(Extracted data entries)
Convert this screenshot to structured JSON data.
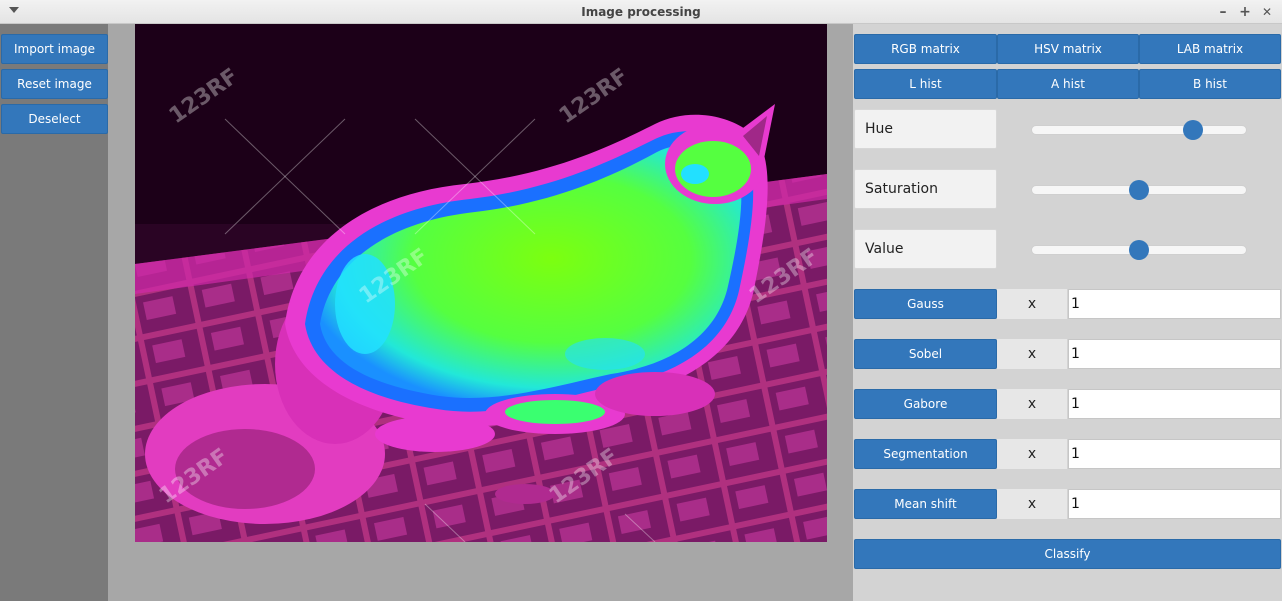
{
  "window": {
    "title": "Image processing",
    "menu_icon": "chevron-down-icon",
    "minimize_glyph": "–",
    "maximize_glyph": "+",
    "close_glyph": "✕"
  },
  "left_panel": {
    "import_label": "Import image",
    "reset_label": "Reset image",
    "deselect_label": "Deselect"
  },
  "image": {
    "watermark_text": "123RF"
  },
  "right_panel": {
    "matrix_buttons": [
      "RGB matrix",
      "HSV matrix",
      "LAB matrix"
    ],
    "hist_buttons": [
      "L hist",
      "A hist",
      "B hist"
    ],
    "sliders": [
      {
        "label": "Hue",
        "level": 0.75
      },
      {
        "label": "Saturation",
        "level": 0.5
      },
      {
        "label": "Value",
        "level": 0.5
      }
    ],
    "filters": [
      {
        "label": "Gauss",
        "x": "x",
        "value": "1"
      },
      {
        "label": "Sobel",
        "x": "x",
        "value": "1"
      },
      {
        "label": "Gabore",
        "x": "x",
        "value": "1"
      },
      {
        "label": "Segmentation",
        "x": "x",
        "value": "1"
      },
      {
        "label": "Mean shift",
        "x": "x",
        "value": "1"
      }
    ],
    "classify_label": "Classify"
  },
  "colors": {
    "button_blue": "#3377bb",
    "left_panel": "#7a7a7a",
    "center_bg": "#a7a7a7",
    "right_panel": "#d3d3d3",
    "magenta": "#e020c0",
    "green": "#66ff22",
    "cyan": "#22e0ff"
  }
}
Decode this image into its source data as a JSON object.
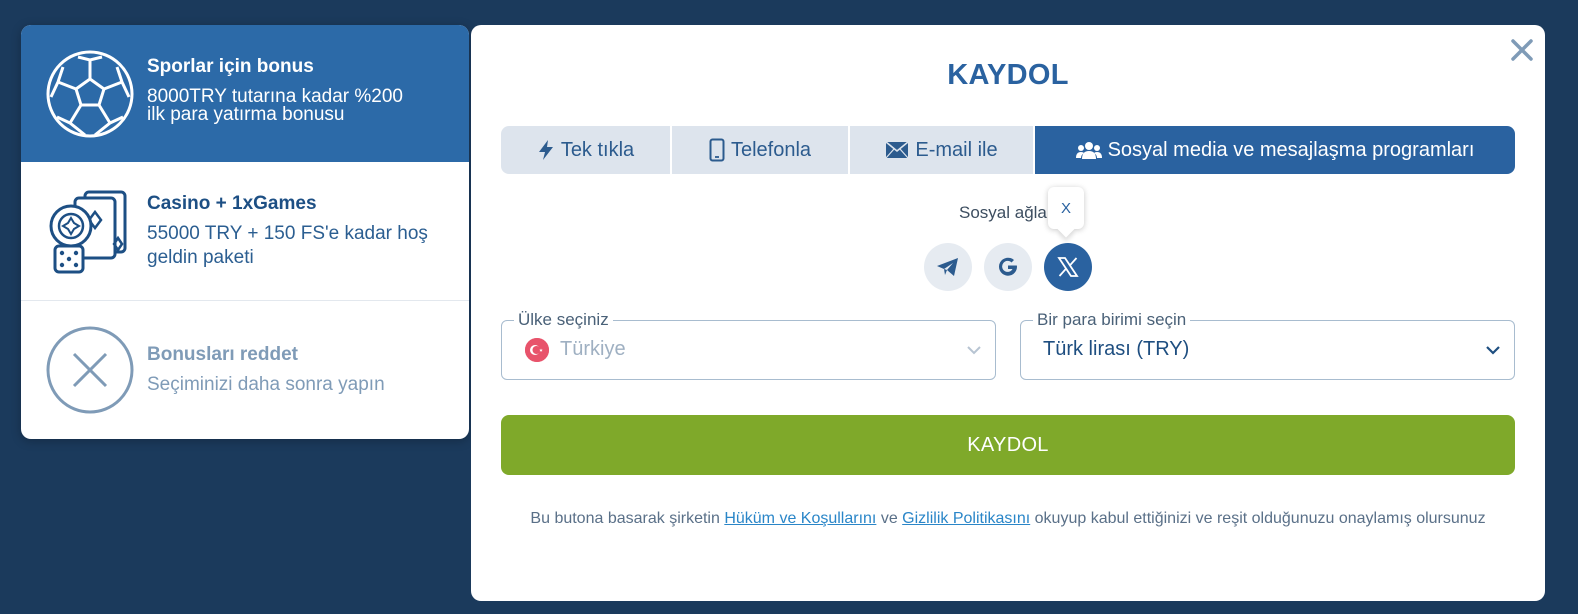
{
  "bonus_panel": {
    "items": [
      {
        "title": "Sporlar için bonus",
        "desc_line1": "8000TRY tutarına kadar %200",
        "desc_line2": "ilk para yatırma bonusu"
      },
      {
        "title": "Casino + 1xGames",
        "desc_line1": "55000 TRY + 150 FS'e kadar hoş",
        "desc_line2": "geldin paketi"
      },
      {
        "title": "Bonusları reddet",
        "desc_line1": "Seçiminizi daha sonra yapın"
      }
    ]
  },
  "modal": {
    "title": "KAYDOL",
    "tabs": [
      {
        "label": "Tek tıkla"
      },
      {
        "label": "Telefonla"
      },
      {
        "label": "E-mail ile"
      },
      {
        "label": "Sosyal media ve mesajlaşma programları"
      }
    ],
    "social_label": "Sosyal ağla",
    "tooltip": "X",
    "country_field": {
      "legend": "Ülke seçiniz",
      "value": "Türkiye"
    },
    "currency_field": {
      "legend": "Bir para birimi seçin",
      "value": "Türk lirası (TRY)"
    },
    "submit_label": "KAYDOL",
    "terms": {
      "part1": "Bu butona basarak şirketin ",
      "link1": "Hüküm ve Koşullarını",
      "part2": " ve ",
      "link2": "Gizlilik Politikasını",
      "part3": " okuyup kabul ettiğinizi ve reşit olduğunuzu onaylamış olursunuz"
    }
  },
  "colors": {
    "background": "#1b3a5c",
    "primary_blue": "#2a62a0",
    "submit_green": "#7fa92a",
    "link_blue": "#2a86c8"
  },
  "icons": {
    "sports": "soccer-ball-icon",
    "casino": "casino-chips-cards-icon",
    "reject": "x-circle-icon",
    "close": "close-icon",
    "tab1": "lightning-icon",
    "tab2": "phone-icon",
    "tab3": "envelope-icon",
    "tab4": "users-group-icon",
    "social": [
      "telegram-icon",
      "google-icon",
      "x-logo-icon"
    ]
  }
}
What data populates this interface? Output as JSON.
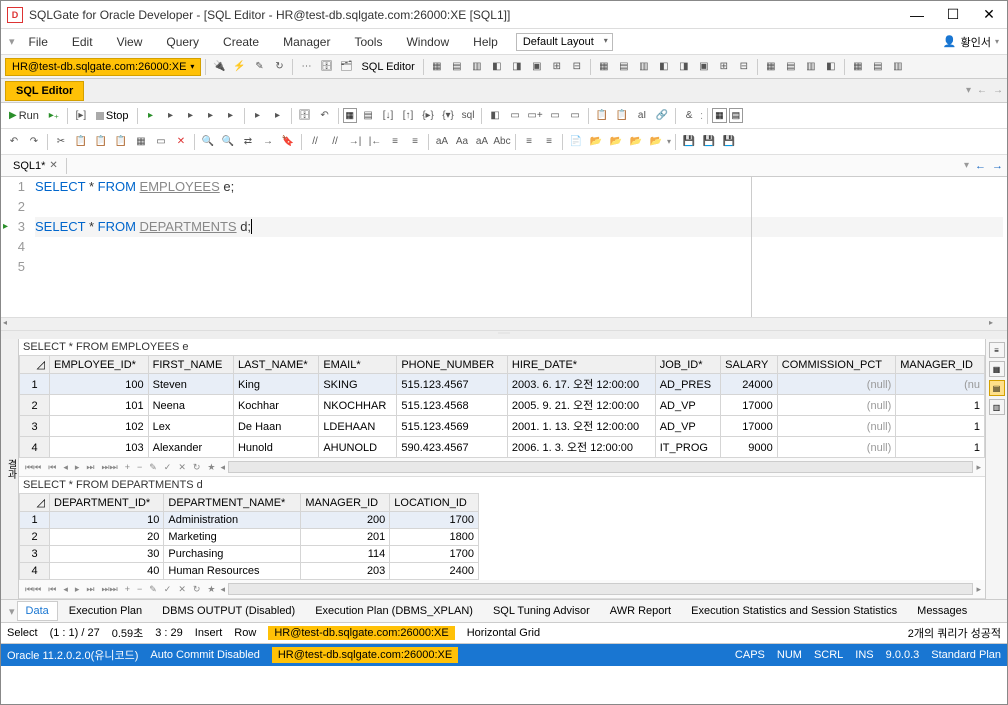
{
  "window": {
    "title": "SQLGate for Oracle Developer - [SQL Editor -   HR@test-db.sqlgate.com:26000:XE [SQL1]]",
    "app_icon_text": "D"
  },
  "menu": {
    "items": [
      "File",
      "Edit",
      "View",
      "Query",
      "Create",
      "Manager",
      "Tools",
      "Window",
      "Help"
    ],
    "layout_selected": "Default Layout",
    "user_label": "황인서"
  },
  "connection": {
    "tag": "HR@test-db.sqlgate.com:26000:XE",
    "sql_editor_label": "SQL Editor"
  },
  "editor_tab": {
    "label": "SQL Editor"
  },
  "run_toolbar": {
    "run": "Run",
    "stop": "Stop"
  },
  "file_tab": {
    "name": "SQL1*"
  },
  "sql": {
    "lines": [
      "1",
      "2",
      "3",
      "4",
      "5"
    ],
    "l1": {
      "kw1": "SELECT",
      "star": " * ",
      "kw2": "FROM",
      "tbl": "EMPLOYEES",
      "alias": " e;"
    },
    "l3": {
      "kw1": "SELECT",
      "star": " * ",
      "kw2": "FROM",
      "tbl": "DEPARTMENTS",
      "alias": " d;"
    }
  },
  "results_side_label": "결과",
  "grid1": {
    "query": "SELECT * FROM EMPLOYEES e",
    "headers": [
      "EMPLOYEE_ID*",
      "FIRST_NAME",
      "LAST_NAME*",
      "EMAIL*",
      "PHONE_NUMBER",
      "HIRE_DATE*",
      "JOB_ID*",
      "SALARY",
      "COMMISSION_PCT",
      "MANAGER_ID"
    ],
    "rows": [
      {
        "n": "1",
        "emp_id": "100",
        "first": "Steven",
        "last": "King",
        "email": "SKING",
        "phone": "515.123.4567",
        "hire": "2003. 6. 17. 오전 12:00:00",
        "job": "AD_PRES",
        "salary": "24000",
        "comm": "(null)",
        "mgr": "(nu"
      },
      {
        "n": "2",
        "emp_id": "101",
        "first": "Neena",
        "last": "Kochhar",
        "email": "NKOCHHAR",
        "phone": "515.123.4568",
        "hire": "2005. 9. 21. 오전 12:00:00",
        "job": "AD_VP",
        "salary": "17000",
        "comm": "(null)",
        "mgr": "1"
      },
      {
        "n": "3",
        "emp_id": "102",
        "first": "Lex",
        "last": "De Haan",
        "email": "LDEHAAN",
        "phone": "515.123.4569",
        "hire": "2001. 1. 13. 오전 12:00:00",
        "job": "AD_VP",
        "salary": "17000",
        "comm": "(null)",
        "mgr": "1"
      },
      {
        "n": "4",
        "emp_id": "103",
        "first": "Alexander",
        "last": "Hunold",
        "email": "AHUNOLD",
        "phone": "590.423.4567",
        "hire": "2006. 1. 3. 오전 12:00:00",
        "job": "IT_PROG",
        "salary": "9000",
        "comm": "(null)",
        "mgr": "1"
      }
    ]
  },
  "grid2": {
    "query": "SELECT * FROM DEPARTMENTS d",
    "headers": [
      "DEPARTMENT_ID*",
      "DEPARTMENT_NAME*",
      "MANAGER_ID",
      "LOCATION_ID"
    ],
    "rows": [
      {
        "n": "1",
        "dep_id": "10",
        "name": "Administration",
        "mgr": "200",
        "loc": "1700"
      },
      {
        "n": "2",
        "dep_id": "20",
        "name": "Marketing",
        "mgr": "201",
        "loc": "1800"
      },
      {
        "n": "3",
        "dep_id": "30",
        "name": "Purchasing",
        "mgr": "114",
        "loc": "1700"
      },
      {
        "n": "4",
        "dep_id": "40",
        "name": "Human Resources",
        "mgr": "203",
        "loc": "2400"
      }
    ]
  },
  "bottom_tabs": [
    "Data",
    "Execution Plan",
    "DBMS OUTPUT (Disabled)",
    "Execution Plan (DBMS_XPLAN)",
    "SQL Tuning Advisor",
    "AWR Report",
    "Execution Statistics and Session Statistics",
    "Messages"
  ],
  "status": {
    "mode": "Select",
    "pos": "(1 : 1) / 27",
    "time": "0.59초",
    "rc": "3 : 29",
    "insert": "Insert",
    "row": "Row",
    "conn": "HR@test-db.sqlgate.com:26000:XE",
    "grid_mode": "Horizontal Grid",
    "msg": "2개의 쿼리가 성공적"
  },
  "footer": {
    "driver": "Oracle 11.2.0.2.0(유니코드)",
    "autocommit": "Auto Commit Disabled",
    "conn": "HR@test-db.sqlgate.com:26000:XE",
    "caps": "CAPS",
    "num": "NUM",
    "scrl": "SCRL",
    "ins": "INS",
    "ver": "9.0.0.3",
    "plan": "Standard Plan"
  }
}
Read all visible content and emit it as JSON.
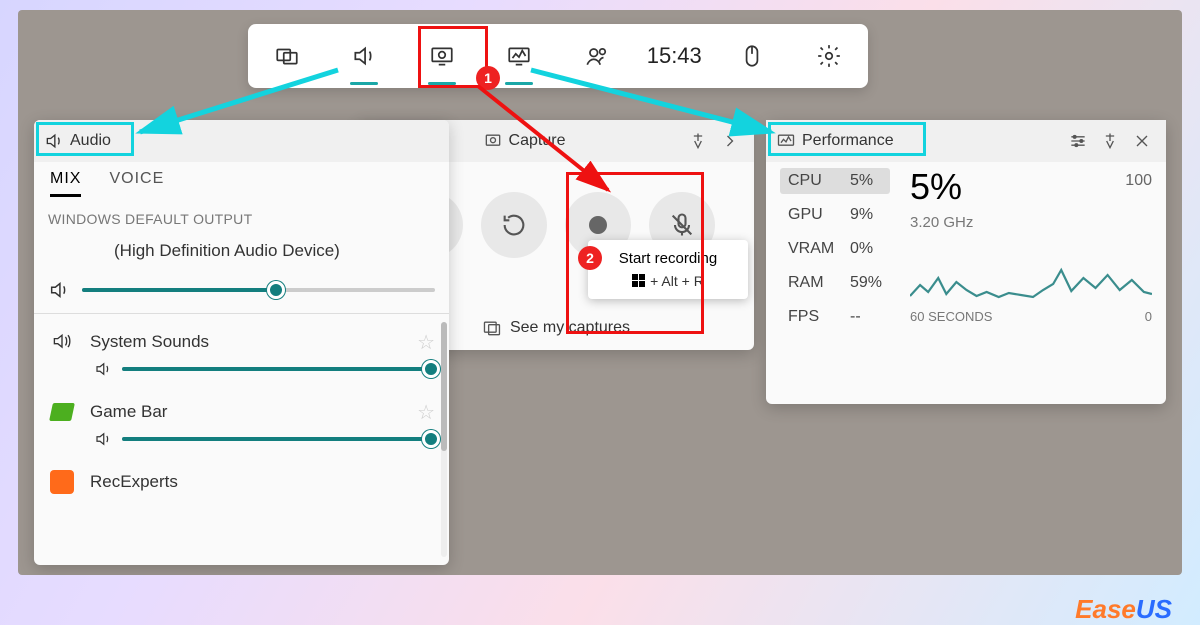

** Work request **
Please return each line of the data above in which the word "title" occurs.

** Written reply **
    "title": "Image processing",
        "title": "Sporlar için bonus",
        "title": "Casino + 1xGames",
        "title": "Bonusları reddet",
    "title": "KAYDOL",
    "title": "SQLGate for Oracle Developer - [SQL Editor -   HR@test-db.sqlgate.com:26000:XE [SQL1]]",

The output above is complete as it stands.